  • We'll probably see something at some point.
    They did get $80M to militarize HoloLens after all.
    They're still in competition for the Pentagon's JEDI contract.
  • It'd be something if MS announced that they would become an internet service provider specifically for gaming. Comcast would have some real competition. I would jump ship instantly if the price was right. Bundle that with Xbox live and game pass= killer combo!! But I guess that would probably take years to implement and get properly put in place throughout the country.
  • Wow
    That is amazing.
  • It's a good idea.
    If my home Internet in my neck-of-the-literal-woods can support it then I'd sign up for it.
    Hopefully Microsoft is able to pull it off and stick with it (*cough*unlike their other projects).
  • This is going to be big, it's to be a hit. MS will do it right. I hope there's a public test soon.
  • Does anyone know the grip used in this article picture for the Xbox One controller?? I can't find one for this controller anywhere!! If anyone know where to buy one, please let me know! Thanks in advance!
  • A quick Amazon search gave me this

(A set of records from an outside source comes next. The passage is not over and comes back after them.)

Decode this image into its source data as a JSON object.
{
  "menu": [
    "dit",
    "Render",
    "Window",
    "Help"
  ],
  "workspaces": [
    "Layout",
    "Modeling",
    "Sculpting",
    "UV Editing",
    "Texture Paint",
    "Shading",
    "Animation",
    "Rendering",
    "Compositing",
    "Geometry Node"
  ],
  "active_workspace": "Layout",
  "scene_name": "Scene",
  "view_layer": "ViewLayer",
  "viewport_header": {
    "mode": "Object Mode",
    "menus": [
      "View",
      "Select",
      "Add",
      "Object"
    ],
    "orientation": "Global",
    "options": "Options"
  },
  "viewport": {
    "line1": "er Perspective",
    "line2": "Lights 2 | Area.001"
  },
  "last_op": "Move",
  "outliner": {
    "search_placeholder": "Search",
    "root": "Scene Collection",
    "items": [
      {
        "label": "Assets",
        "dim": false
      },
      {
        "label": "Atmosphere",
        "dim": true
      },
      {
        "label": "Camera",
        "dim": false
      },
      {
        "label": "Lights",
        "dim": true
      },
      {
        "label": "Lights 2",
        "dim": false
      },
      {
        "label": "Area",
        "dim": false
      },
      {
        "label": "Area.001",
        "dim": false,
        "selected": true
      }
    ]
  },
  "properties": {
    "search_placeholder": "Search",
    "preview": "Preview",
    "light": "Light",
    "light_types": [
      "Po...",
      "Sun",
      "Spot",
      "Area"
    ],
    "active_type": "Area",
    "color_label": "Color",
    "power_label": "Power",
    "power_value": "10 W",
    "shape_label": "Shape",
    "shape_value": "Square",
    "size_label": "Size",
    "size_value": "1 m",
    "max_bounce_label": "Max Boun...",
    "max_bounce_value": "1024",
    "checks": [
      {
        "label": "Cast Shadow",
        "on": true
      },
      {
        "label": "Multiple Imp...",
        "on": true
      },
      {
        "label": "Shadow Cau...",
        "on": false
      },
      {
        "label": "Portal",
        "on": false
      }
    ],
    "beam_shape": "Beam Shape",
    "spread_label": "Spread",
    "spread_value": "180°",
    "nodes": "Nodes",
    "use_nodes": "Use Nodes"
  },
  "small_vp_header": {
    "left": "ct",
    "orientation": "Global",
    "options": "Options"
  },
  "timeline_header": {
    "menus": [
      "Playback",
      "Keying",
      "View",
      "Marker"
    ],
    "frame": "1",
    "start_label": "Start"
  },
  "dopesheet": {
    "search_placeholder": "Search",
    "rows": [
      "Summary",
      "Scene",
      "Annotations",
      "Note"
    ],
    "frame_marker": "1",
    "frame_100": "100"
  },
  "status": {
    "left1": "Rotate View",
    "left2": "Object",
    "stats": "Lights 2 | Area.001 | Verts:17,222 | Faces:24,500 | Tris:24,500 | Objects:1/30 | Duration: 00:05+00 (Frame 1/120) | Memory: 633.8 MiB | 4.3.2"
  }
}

  • I have the same concern with this as I do with streamed video. This is essentially a lease hire service so games could be withdrawn or edited at any time, without users having a say. For example, if Microsoft fell out with a particular publisher they could loses dozens of AAA games in one go. Or if a publisher decided that it wanted to make a deal with a country like China that has strict censorship laws they could potentially push out the censored versions globally so that everyone in the world was using the same version. I've already seen shows that I want to watch vanishing from streaming services that I use due to publishers have made deals elsewhere, or have started up their own services. And I've seen shows losing entire episodes after they have aired for the first time or having episodes censored because of controversies in other countries, making it impossible for anybody who doesn't own a physical copy to actually watch this content. Can Microsoft guarantee me that I won't log in one day and discover that my M18 game is not going to be a PG-13 game? Or that it's not going to vanish because of some silly content provision agreement? I don't think that it can. I'm also concerned that a small online indiscretion could lead to you losing access to games that haven't even been released yet. If you say something that it common where you live but extremely offensive elsewhere, and you lose your account, you could be locked out of all Microsoft games forever. Or if you are accused of cheating in an online game you could essentially lose access to all offline games as well. Personally, I don't buy that many games, and I don't finish that many games as I have an annoyingly short attention span that means I lose interest in things quickly, so having an affordable service where I can play a new game for a few days before getting bored with it, and then moving on to the next game, without having to pay full retail sounds good. I'd subscribe if it were cheap enough, and if some of the above concerns could be addressed.
  • Why you are asking these question below this article? You can chat directly with Xbox support and ask them directly those questions. What is the problem?
  • If it were cheap, I'd settle for a graphically downgraded stream with no lag\stutter. Rather than paying for an expensive service that provided AAA quality graphics but with poor frame rate or bad lag.
  • A good place to start might be streaming older games with less intensive graphics at a lower price in order to build the foundations of a higher quality premium service later on. You could probably stream classic xbox titles down a 2meg internet connection at perfect quality with no lag using the technology that we have today.